Yesterday's roundtable discussion at New Hope Elementary was much like the first one that was held in Chapel Hill in November, only it was specifically aimed at a northern Orange County audience. And, there's been important news since then: the county has officially kicked off its project to create a 10-year plan to end chronic homelessness.
One difference was that the person representing the state of North Carolina's efforts was Denise Neunaber, project director for the N.C. Coalition to End Homelessness. Denise told us a story: when she was in college, a dorm burned down. Many girls lost everything. A huge drive was conducted to replace their clothes, shoes, all their material needs--except one. It came to a point where the girls said, thanks, I think I have all the shoes I need, enough clothes. What I really need is a place to stay: a home.

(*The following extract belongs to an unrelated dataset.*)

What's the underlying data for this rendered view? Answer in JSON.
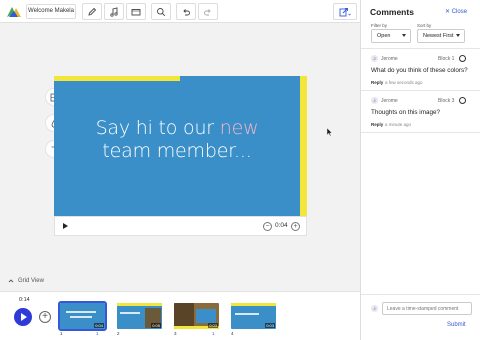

What the homeless need is housing. What a remarkable idea, real housing as a first priority. It even may be counterintuitive: why not put them up "temporarily" in a shelter and then help them figure it out. Don't they need a job first? But it isn't easy to figure out your life, to look for a job, if you don't have housing. And so, take a look at Logan Place in Portland; or the Pathways to Housing project in New York.

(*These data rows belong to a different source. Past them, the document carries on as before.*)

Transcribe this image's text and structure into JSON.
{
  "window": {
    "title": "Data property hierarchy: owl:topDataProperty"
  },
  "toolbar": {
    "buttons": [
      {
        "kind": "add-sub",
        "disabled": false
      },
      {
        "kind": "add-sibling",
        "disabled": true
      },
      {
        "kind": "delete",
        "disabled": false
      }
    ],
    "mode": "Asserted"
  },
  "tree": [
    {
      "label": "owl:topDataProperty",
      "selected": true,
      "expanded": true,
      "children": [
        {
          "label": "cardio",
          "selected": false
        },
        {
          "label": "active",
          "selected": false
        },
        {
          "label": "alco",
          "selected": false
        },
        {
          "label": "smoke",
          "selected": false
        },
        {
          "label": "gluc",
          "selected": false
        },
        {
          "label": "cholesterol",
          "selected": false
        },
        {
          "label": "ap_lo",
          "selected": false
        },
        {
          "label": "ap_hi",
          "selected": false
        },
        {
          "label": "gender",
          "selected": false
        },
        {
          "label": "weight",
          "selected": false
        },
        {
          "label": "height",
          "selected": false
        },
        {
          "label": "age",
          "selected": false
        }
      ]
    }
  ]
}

This roundtable was also a bit more sobering than the first because of an open recognition of the changes in mental health services that are about to happen in North Carolina: large-scale "divestiture" on the part of the state. As Billie Guthrie said to me, we're launching this effort right at the time we're seeing another round of the kind of government dis-involvement of the 1970s and 1980s that created the very problem of homelessness as we know it today.

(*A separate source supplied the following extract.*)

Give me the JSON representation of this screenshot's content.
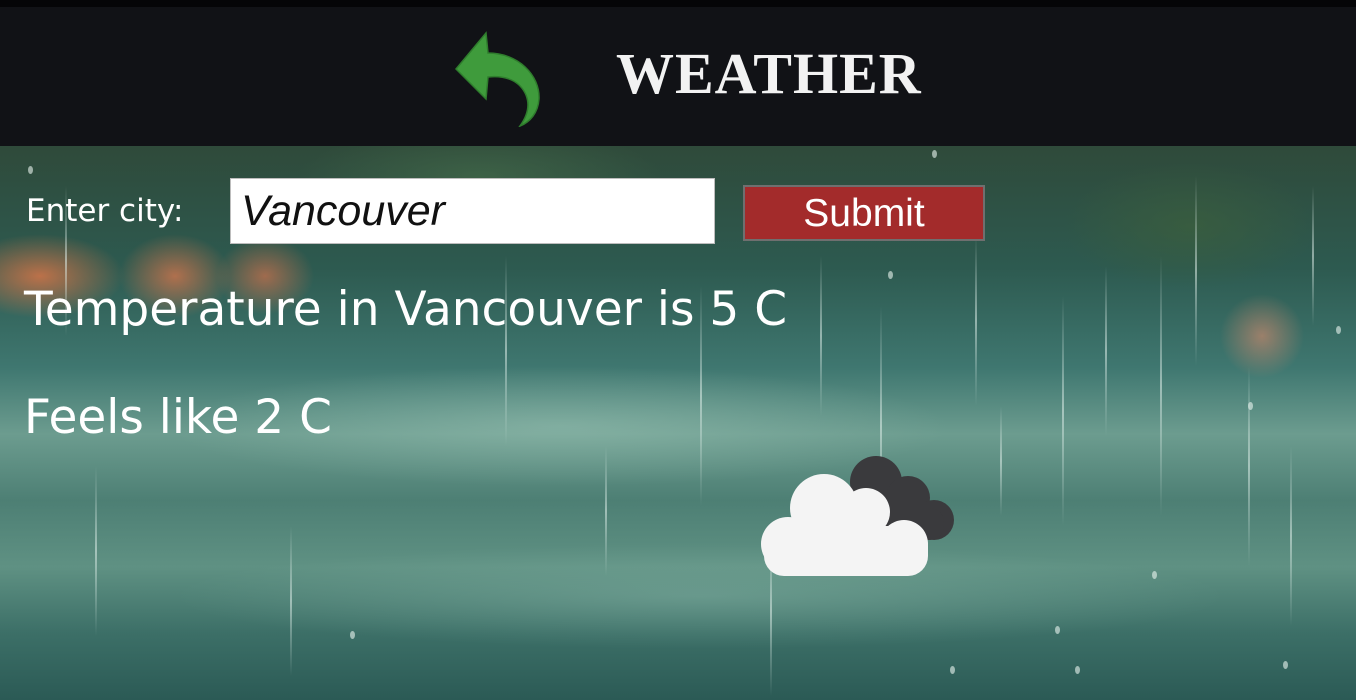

In my brief remarks I said, as I had before, that I can't separate this initiative from the work of Martin Luther King Jr. King said, "True compassion is more than flinging a coin to a beggar. It comes to see that an edifice which produces beggars needs restructuring." Similarly, Philip Mangano, the head of the federal interagency council on homelessness, has said, "Spare change is not enough. . . . We need real change."